The so-called 'Flight of the Earls' was an important event in Irish history well known to anyone brought up in the Republic, but virtually unheard of on this side of the Irish Sea. That may account for the lack of a mainland professional production of this fine work by Ireland's greatest living playwright, and the Company of Players are to be congratulated for bringing it to us. The audience's presumed ignorance of the historical background was no doubt the reason for the brief voice -over account of its significance before the play started, a decision which made a lot of sense.
What the audience couldn't be expected to recognise is Friel's intention to set Hugh O'Neill's image free from the hero worship which has surrounded it in the centuries since his failed attempt to free Ireland from English control. Whether it is the popular image or Friel's that is closer to the truth is hard for anyone now to say, but in terms of a theatrical review that isn't relevant. The success of the play depends on the fascination of the story, on the rich variety of the leading characters, and the complex relationships they have with one another. I thought all of those virtues were well demonstrated in this excellent production.
To succeed, the play needs a really good actor to play O'Neill, and that it certainly got in the person of Jim Markey. I have of course seen Jim in many other productions, but I thought this could well be his finest performance yet; a superb portrayal of the man's subtlety, intelligence and humanity, and of the misery of his eventual failure and exile.
Chris Janes has a great ability to use stillness to convey what the character is thinking, and gave a convincing and subtle performance as as O'Neill's faithful and ever present secretary Harry Hovenden.
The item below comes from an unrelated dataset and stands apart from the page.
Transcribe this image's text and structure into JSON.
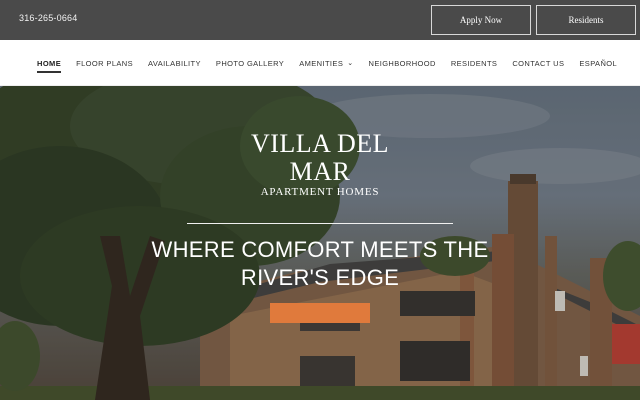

There was good support too from Barry Grossman as his biographer and ally Archbishop Lombard; Richard Sheridan as the volatile Hugh O'Donnell (congratulations to him on a very authentic Ulster accent); Jo Manser as O'Neill's third wife, the Staffordshireborn Mary, and Sarah Doyle Smith as her sister Mabel.
Chris Janes's set designs were simple yet striking, and I particularly admired his curtained setting for the third scene, O'Neill's rural hideout, which cleverly suggested a tented camp. Excellent costumes by Shelagh Maughan completed the visual success of the piece.
One can of course find fault in even the best of productions. One element which jarred for me was the use of modern versions of Irish folk songs, which I thought unnecessarily out of period, attractive though they were as music. The first scene change struck me as unnecessarily long – the actors could have taken their props off with them, and the purpose of the change to the stage right curtain mystified me. A trick was missed in the third scene, when O'Donnell complains of his wrecked boots whilst wearing exactly the same pristine pair he had on in the first. And to get really pedantic about it, excellent though the Ulster accents of both James and Richard were, the action of the play surely pre-dated the so-called 'Ulster Plantation' of Protestant migrants from Scotland, which brought that ac cent into being.
That, you might well think, is being far too pernickety about a successful, thought provoking and entertaining evening's theatre, directed with sensitivity and surefooted skill by Siobhán Hill Elam. Let me once again applaud the decision to include this wonderful play in your season, and the cast and crew for giving it such a good performance.
Review: Richard Davies
Photographs: Steve Beeston